What Is a Slot?


In gambling, the slot refers to a position on a reel that can be occupied by a winning symbol. This term is also used to refer to a position on a machine’s paytable, which lists all possible combinations of symbols and how much the player can win for landing each one. This information is displayed on the machine’s screen, usually along with the symbols themselves and a credit amount. The credit amount may be in dollars, coins or tokens. The payout schedule and other descriptive information are also shown on the screen.

Slot is a shortened form of slotted, a British word that means “opening, position, or window.” A slot is the narrowest part of something that fits into or is placed into it, such as a keyway in machinery or the slit for a coin in a vending machine. The word can also refer to a time or date on the calendar, such as a slot for a class or an appointment.

A slot on a paytable is the space in which symbols can be found, and it is often illustrated as different shapes or colors to make it easier to understand. It is important to read and understand the pay table, so you can decide how much to bet and whether it is worth trying out the game.

The pay tables for slots can also contain other useful information, including the probability of a specific symbol appearing on a particular payline. Historically, slot machines used mechanical reels, each of which contained a fixed number of symbols. When manufacturers incorporated microprocessors into their machines, they could assign different weightings to each symbol. As a result, it might appear that a certain symbol appeared on the reels more often than others, even though this was not the case.

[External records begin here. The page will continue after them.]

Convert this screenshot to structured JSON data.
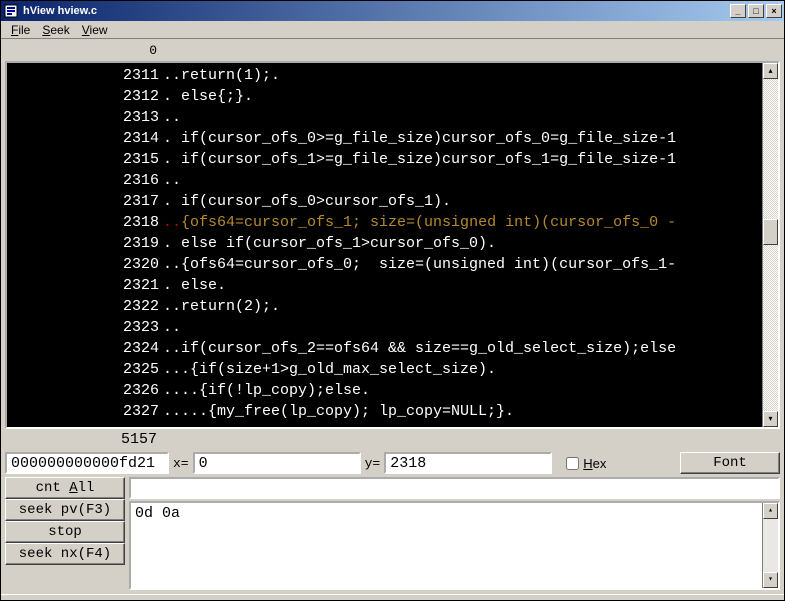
{
  "window": {
    "title": "hView hview.c"
  },
  "menu": {
    "file": "File",
    "seek": "Seek",
    "view": "View"
  },
  "ruler": "0",
  "total_lines": "5157",
  "lines": [
    {
      "n": "2311",
      "text": "..return(1);."
    },
    {
      "n": "2312",
      "text": ". else{;}."
    },
    {
      "n": "2313",
      "text": ".."
    },
    {
      "n": "2314",
      "text": ". if(cursor_ofs_0>=g_file_size)cursor_ofs_0=g_file_size-1"
    },
    {
      "n": "2315",
      "text": ". if(cursor_ofs_1>=g_file_size)cursor_ofs_1=g_file_size-1"
    },
    {
      "n": "2316",
      "text": ".."
    },
    {
      "n": "2317",
      "text": ". if(cursor_ofs_0>cursor_ofs_1)."
    },
    {
      "n": "2318",
      "pre": "..",
      "hl": "{ofs64=cursor_ofs_1; size=(unsigned int)(cursor_ofs_0 -"
    },
    {
      "n": "2319",
      "text": ". else if(cursor_ofs_1>cursor_ofs_0)."
    },
    {
      "n": "2320",
      "text": "..{ofs64=cursor_ofs_0;  size=(unsigned int)(cursor_ofs_1-"
    },
    {
      "n": "2321",
      "text": ". else."
    },
    {
      "n": "2322",
      "text": "..return(2);."
    },
    {
      "n": "2323",
      "text": ".."
    },
    {
      "n": "2324",
      "text": "..if(cursor_ofs_2==ofs64 && size==g_old_select_size);else"
    },
    {
      "n": "2325",
      "text": "...{if(size+1>g_old_max_select_size)."
    },
    {
      "n": "2326",
      "text": "....{if(!lp_copy);else."
    },
    {
      "n": "2327",
      "text": ".....{my_free(lp_copy); lp_copy=NULL;}."
    }
  ],
  "inputs": {
    "offset": "000000000000fd21",
    "x_label": "x=",
    "x": "0",
    "y_label": "y=",
    "y": "2318",
    "hex_label": "Hex",
    "font_label": "Font"
  },
  "buttons": {
    "cnt_all": "cnt All",
    "seek_pv": "seek pv(F3)",
    "stop": "stop",
    "seek_nx": "seek nx(F4)"
  },
  "search_value": "0d 0a"
}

Modern slot machines use random number generators to pick the sequence of symbols that will stop on a payline each time a spin is made. These computer chips retain no memory, so each spin is independent of the ones that came before and after it. As a result, it is impossible to predict when or how frequently a given symbol will appear on the reels, and winning remains largely up to luck.

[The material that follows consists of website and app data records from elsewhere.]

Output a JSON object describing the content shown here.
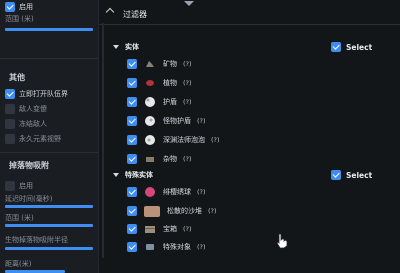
{
  "left_panel": {
    "top_toggle": {
      "label": "启用",
      "checked": true
    },
    "range_label": "范围 (米)",
    "other": {
      "title": "其他",
      "items": [
        {
          "label": "立即打开队伍界",
          "checked": true
        },
        {
          "label": "敌人变傻",
          "checked": false
        },
        {
          "label": "冻结敌人",
          "checked": false
        },
        {
          "label": "永久元素视野",
          "checked": false
        }
      ]
    },
    "drop_pull": {
      "title": "掉落物吸附",
      "enable_label": "启用",
      "enable_checked": false,
      "delay_label": "延迟时间(毫秒)",
      "range_label": "范围 (米)",
      "radius_label": "生物掉落物吸附半径",
      "distance_label": "距离(米)"
    }
  },
  "filter": {
    "title": "过滤器",
    "select_label": "Select",
    "categories": [
      {
        "name": "实体",
        "select_checked": true,
        "items": [
          {
            "label": "矿物",
            "count": "(?)",
            "icon": "ore-icon",
            "checked": true
          },
          {
            "label": "植物",
            "count": "(?)",
            "icon": "plant-icon",
            "checked": true
          },
          {
            "label": "护盾",
            "count": "(?)",
            "icon": "shield-bubble-icon",
            "checked": true
          },
          {
            "label": "怪物护盾",
            "count": "(?)",
            "icon": "monster-shield-icon",
            "checked": true
          },
          {
            "label": "深渊法师泡泡",
            "count": "(?)",
            "icon": "abyss-bubble-icon",
            "checked": true
          },
          {
            "label": "杂物",
            "count": "(?)",
            "icon": "misc-icon",
            "checked": true
          }
        ]
      },
      {
        "name": "特殊实体",
        "select_checked": true,
        "items": [
          {
            "label": "绯樱绣球",
            "count": "(?)",
            "icon": "sakura-bloom-icon",
            "checked": true
          },
          {
            "label": "松散的沙堆",
            "count": "(?)",
            "icon": "sand-pile-icon",
            "checked": true
          },
          {
            "label": "宝箱",
            "count": "(?)",
            "icon": "chest-icon",
            "checked": true
          },
          {
            "label": "特殊对象",
            "count": "(?)",
            "icon": "special-object-icon",
            "checked": true
          }
        ]
      }
    ]
  },
  "colors": {
    "accent": "#3d8ef0",
    "panel": "#1a1d22",
    "popup": "#131619"
  }
}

When choosing a machine to play, it is important to choose one with the right bankroll size. This will ensure that you can play for as long as possible and avoid the temptation to try to recover your losses. A good way to do this is to set a budget for your gambling session in advance, and stick to it. Then, only play with money that you can afford to lose, and don’t be disappointed if you don’t win. By following these simple rules, you can enjoy your gambling experience more fully and increase your chances of a big win. In addition, you should play on a machine that appeals to you, rather than simply because it has a high jackpot.

Posted in: Gambling